*Three Women, by Lisa Taddeo. This is a book that begs to be discussed: if you have a book club, put it on the list.
*Ask Again, Yes, by Mary Beth Keane. Super good and refreshingly understated.
*Slow Man, by J.M. Coetzee. So many words and soooooo slow. I’m amazed that I had the patience to read it, and even more amazed that he had the patience to write it. I’m still not sure what it was about.
*I Feel Bad About My Neck: And Other Thoughts on Being a Woman, by Nora Ephron. Easy and entertaining. I like her writing style — it loosens me.
*White Walls: A Memoir About Motherhood, Daughterhood, and the Mess In Between, by Judy Batalion. Excellent book (that did drag on a wee bit too long) with great writing that made me feel inferior about my own.
*Travel Light, Move Fast, by Alexandra Fuller. Good book with a devastating ending.
*The Heart’s Invisible Furies, by John Boyne. Started super strong; drug on forever: meh.
*Consent: A Memoir of Unwanted Attention, by Donna Freitas. Too long and wordy — would’ve appreciated more of a story — but eye-opening.
*Olive, Again, by Elizabeth Strout. Perfect and wonderful and lovely. I’m an Olive fan (though I don’t really like her).
*Alone in the Kitchen with an Eggplant: Confessions of Cooking for One and Dining Alone, edited and compiled by Jenni Ferrari-Adler. An enjoyable, behind-the-scenes look at what food writers eat when they’re alone. Made me happy.
*A Life of My Own, by Claire Tomalin. A fascinating life told tediously.
*The Girl With Seven Names, by Hyeonseo Lee. I learned loads about North Korea.
*I’m Lying But I’m Telling the Truth, by Bassey Ikpi.
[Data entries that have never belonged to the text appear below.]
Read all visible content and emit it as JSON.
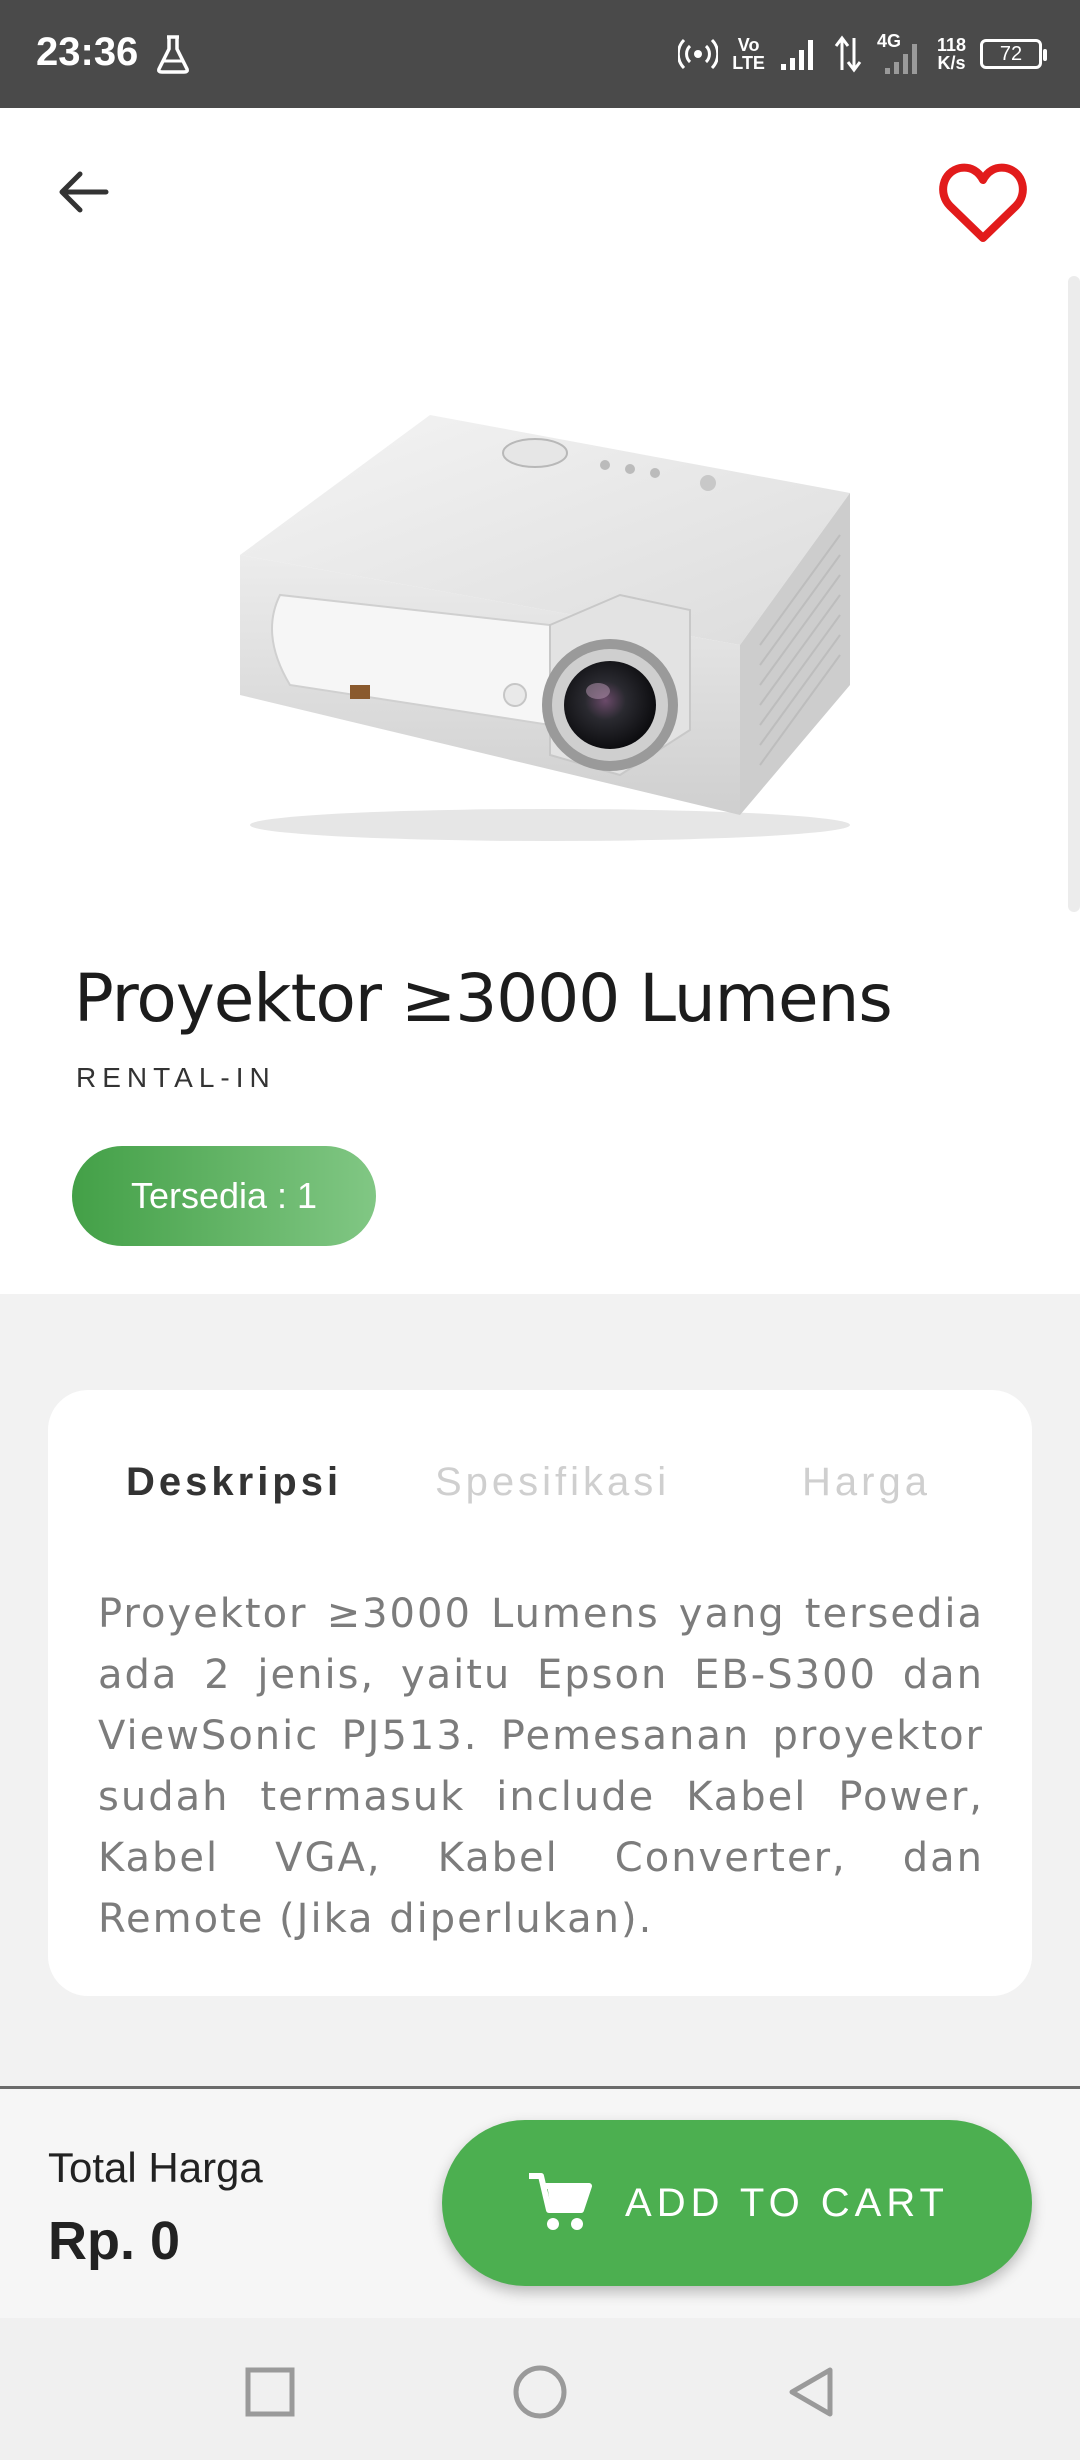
{
  "status_bar": {
    "time": "23:36",
    "net_top": "Vo",
    "net_bottom": "LTE",
    "gen": "4G",
    "speed_top": "118",
    "speed_bottom": "K/s",
    "battery": "72"
  },
  "product": {
    "title": "Proyektor ≥3000 Lumens",
    "vendor": "RENTAL-IN",
    "stock": "Tersedia : 1"
  },
  "tabs": [
    {
      "label": "Deskripsi",
      "active": true
    },
    {
      "label": "Spesifikasi",
      "active": false
    },
    {
      "label": "Harga",
      "active": false
    }
  ],
  "description": "Proyektor ≥3000 Lumens yang tersedia ada 2 jenis, yaitu Epson EB-S300 dan ViewSonic PJ513. Pemesanan proyektor sudah termasuk include Kabel Power, Kabel VGA, Kabel Converter, dan Remote (Jika diperlukan).",
  "footer": {
    "total_label": "Total Harga",
    "total_value": "Rp. 0",
    "cart_button": "ADD TO CART"
  },
  "colors": {
    "accent_green": "#4caf50",
    "favorite_red": "#e21b1b",
    "status_bar": "#4a4a4a"
  },
  "icons": [
    "flask-icon",
    "hotspot-icon",
    "signal-icon",
    "data-arrows-icon",
    "battery-icon",
    "back-arrow-icon",
    "heart-icon",
    "cart-icon",
    "recents-icon",
    "home-icon",
    "back-nav-icon"
  ]
}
Excellent, up-close look at mental illness (though I did get a little lost at the end….)
What have you been reading?
Got anything good to recommend?
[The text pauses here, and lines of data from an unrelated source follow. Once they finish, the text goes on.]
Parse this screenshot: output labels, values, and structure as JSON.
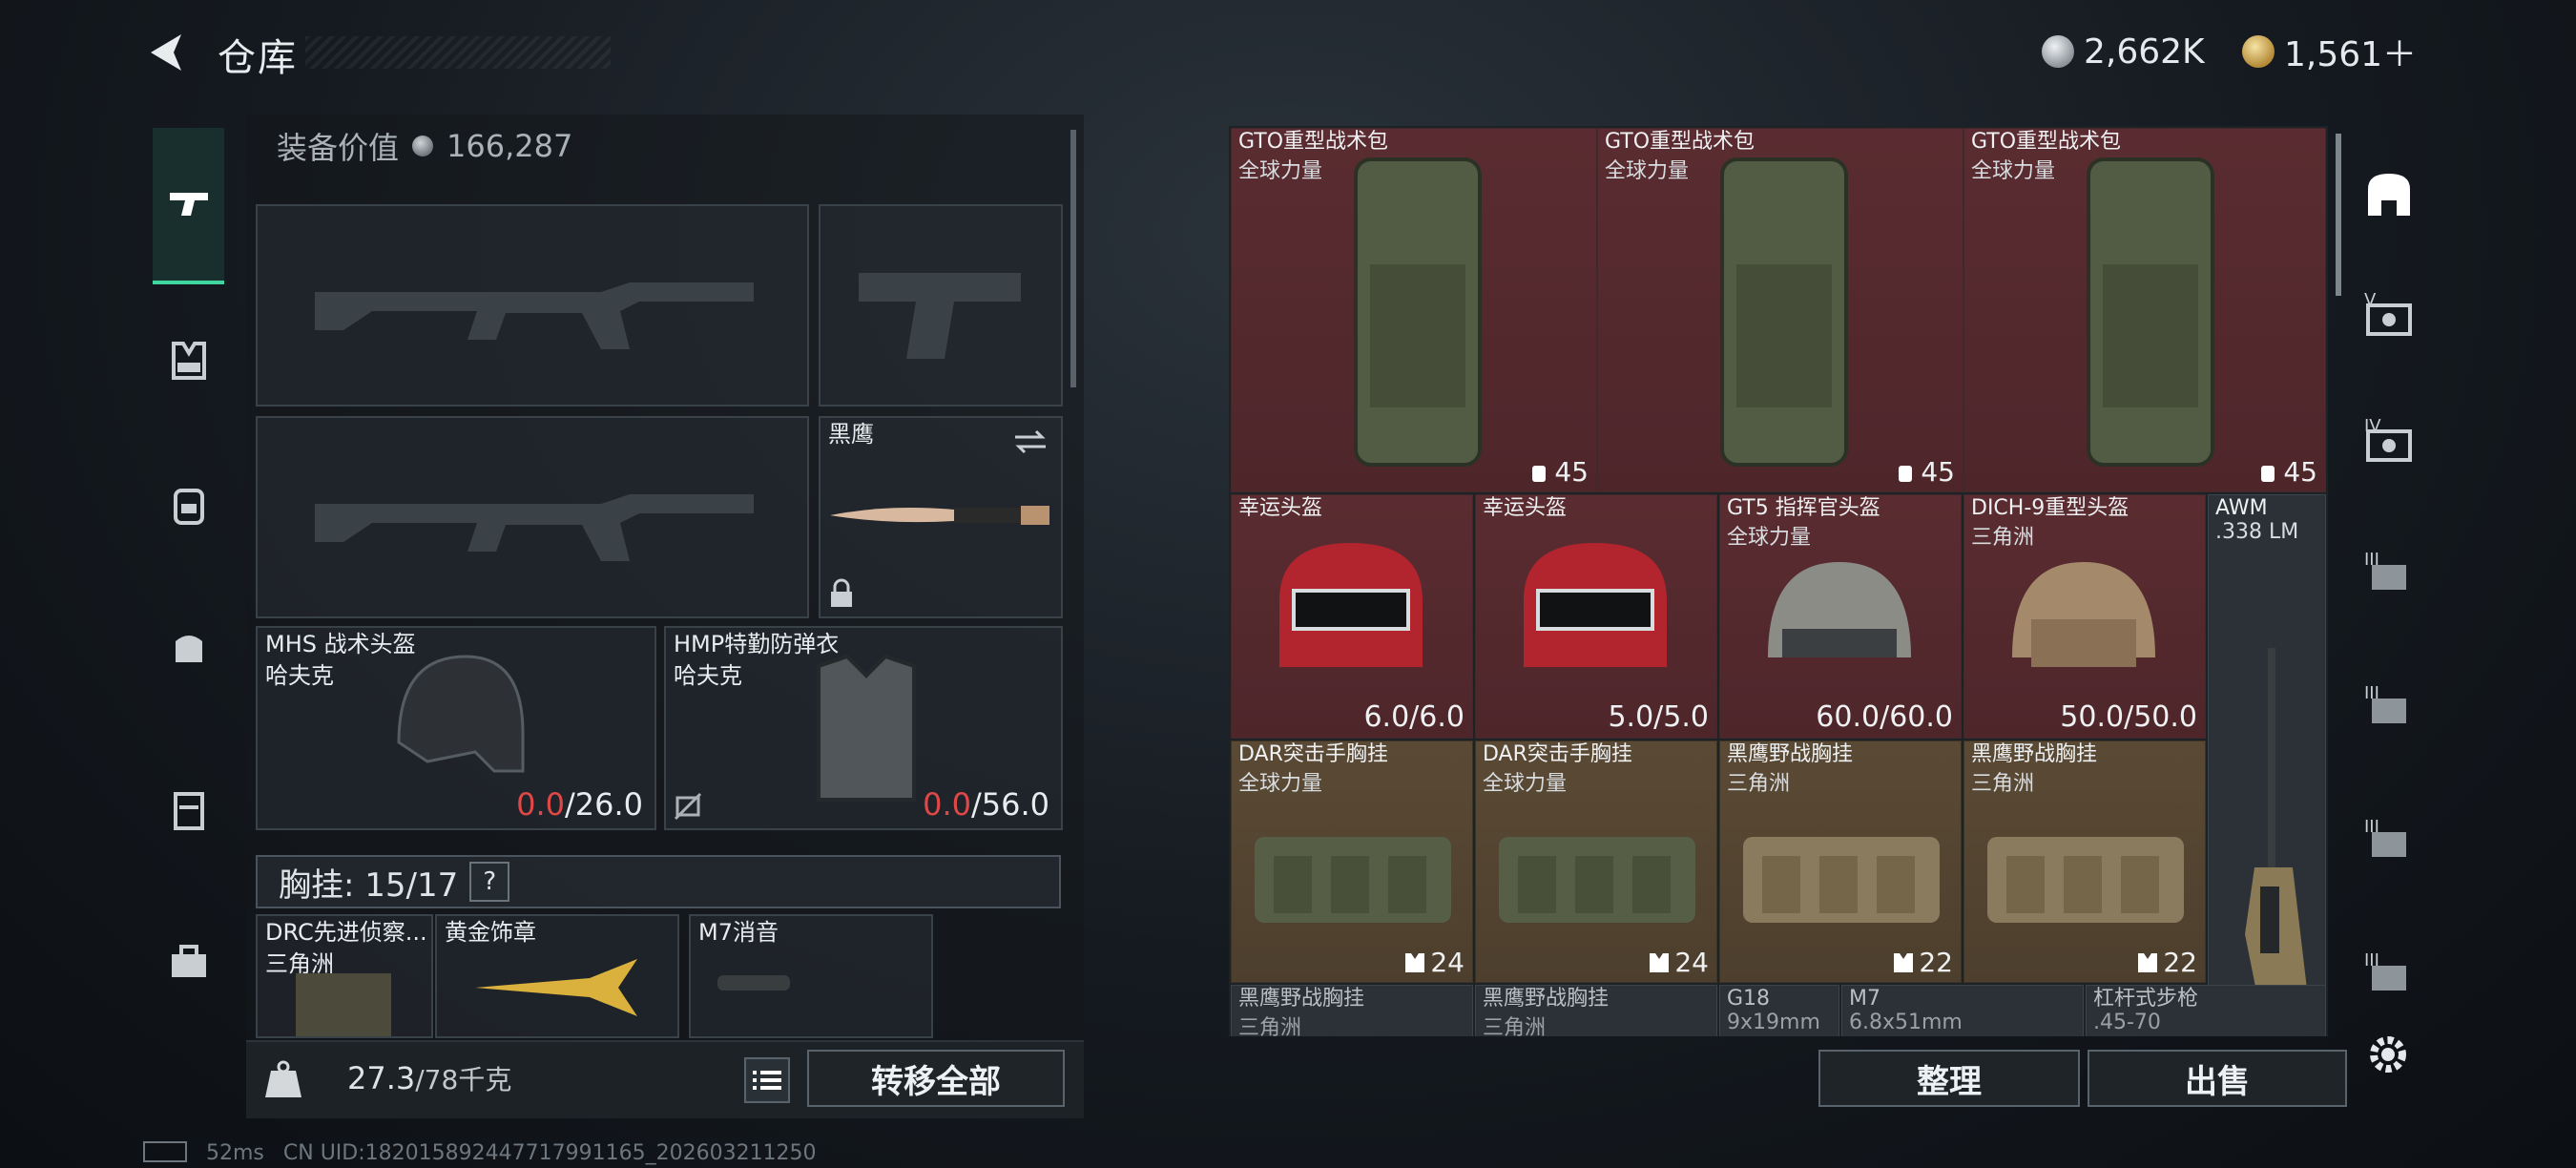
{
  "header": {
    "title": "仓库"
  },
  "currency": {
    "silver": "2,662K",
    "gold": "1,561＋"
  },
  "left": {
    "equip_value_label": "装备价值",
    "equip_value": "166,287",
    "knife_name": "黑鹰",
    "helmet": {
      "name": "MHS 战术头盔",
      "faction": "哈夫克",
      "cur": "0.0",
      "max": "/26.0"
    },
    "armor": {
      "name": "HMP特勤防弹衣",
      "faction": "哈夫克",
      "cur": "0.0",
      "max": "/56.0"
    },
    "rig_label": "胸挂: 15/17",
    "rig_help": "?",
    "rig_items": [
      {
        "name": "DRC先进侦察...",
        "faction": "三角洲"
      },
      {
        "name": "黄金饰章",
        "faction": ""
      },
      {
        "name": "M7消音",
        "faction": ""
      }
    ],
    "weight_current": "27.3",
    "weight_max": "/78千克",
    "transfer_all": "转移全部"
  },
  "stash": {
    "backpacks": [
      {
        "name": "GTO重型战术包",
        "faction": "全球力量",
        "count": "45"
      },
      {
        "name": "GTO重型战术包",
        "faction": "全球力量",
        "count": "45"
      },
      {
        "name": "GTO重型战术包",
        "faction": "全球力量",
        "count": "45"
      }
    ],
    "helmets": [
      {
        "name": "幸运头盔",
        "faction": "",
        "value": "6.0/6.0"
      },
      {
        "name": "幸运头盔",
        "faction": "",
        "value": "5.0/5.0"
      },
      {
        "name": "GT5 指挥官头盔",
        "faction": "全球力量",
        "value": "60.0/60.0"
      },
      {
        "name": "DICH-9重型头盔",
        "faction": "三角洲",
        "value": "50.0/50.0"
      }
    ],
    "awm": {
      "name": "AWM",
      "caliber": ".338 LM"
    },
    "rigs": [
      {
        "name": "DAR突击手胸挂",
        "faction": "全球力量",
        "count": "24"
      },
      {
        "name": "DAR突击手胸挂",
        "faction": "全球力量",
        "count": "24"
      },
      {
        "name": "黑鹰野战胸挂",
        "faction": "三角洲",
        "count": "22"
      },
      {
        "name": "黑鹰野战胸挂",
        "faction": "三角洲",
        "count": "22"
      }
    ],
    "row4": [
      {
        "name": "黑鹰野战胸挂",
        "sub": "三角洲"
      },
      {
        "name": "黑鹰野战胸挂",
        "sub": "三角洲"
      },
      {
        "name": "G18",
        "sub": "9x19mm"
      },
      {
        "name": "M7",
        "sub": "6.8x51mm"
      },
      {
        "name": "杠杆式步枪",
        "sub": ".45-70"
      }
    ],
    "sort_btn": "整理",
    "sell_btn": "出售"
  },
  "right_rail": [
    "V",
    "IV",
    "III",
    "III",
    "III",
    "III"
  ],
  "status": {
    "ping": "52ms",
    "uid": "CN UID:182015892447717991165_202603211250"
  },
  "colors": {
    "accent_green": "#3fd6a0",
    "durability_zero": "#e04848",
    "cell_red": "#55292e",
    "cell_gold": "#54452f"
  }
}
P.S. I’m in dire need of good read-alouds to share with my younger son (almost 14). Preferably, I’d like to skip the war-and-disaster-and-sex books in favor of well-written comedy and/or the meaningful ordinary, books like Anne of Green Gables or Harris and Me or Holes or Where the Lilies Bloom or Counting by 7s. Both old-time classics and new gems welcome, please and thank you! xo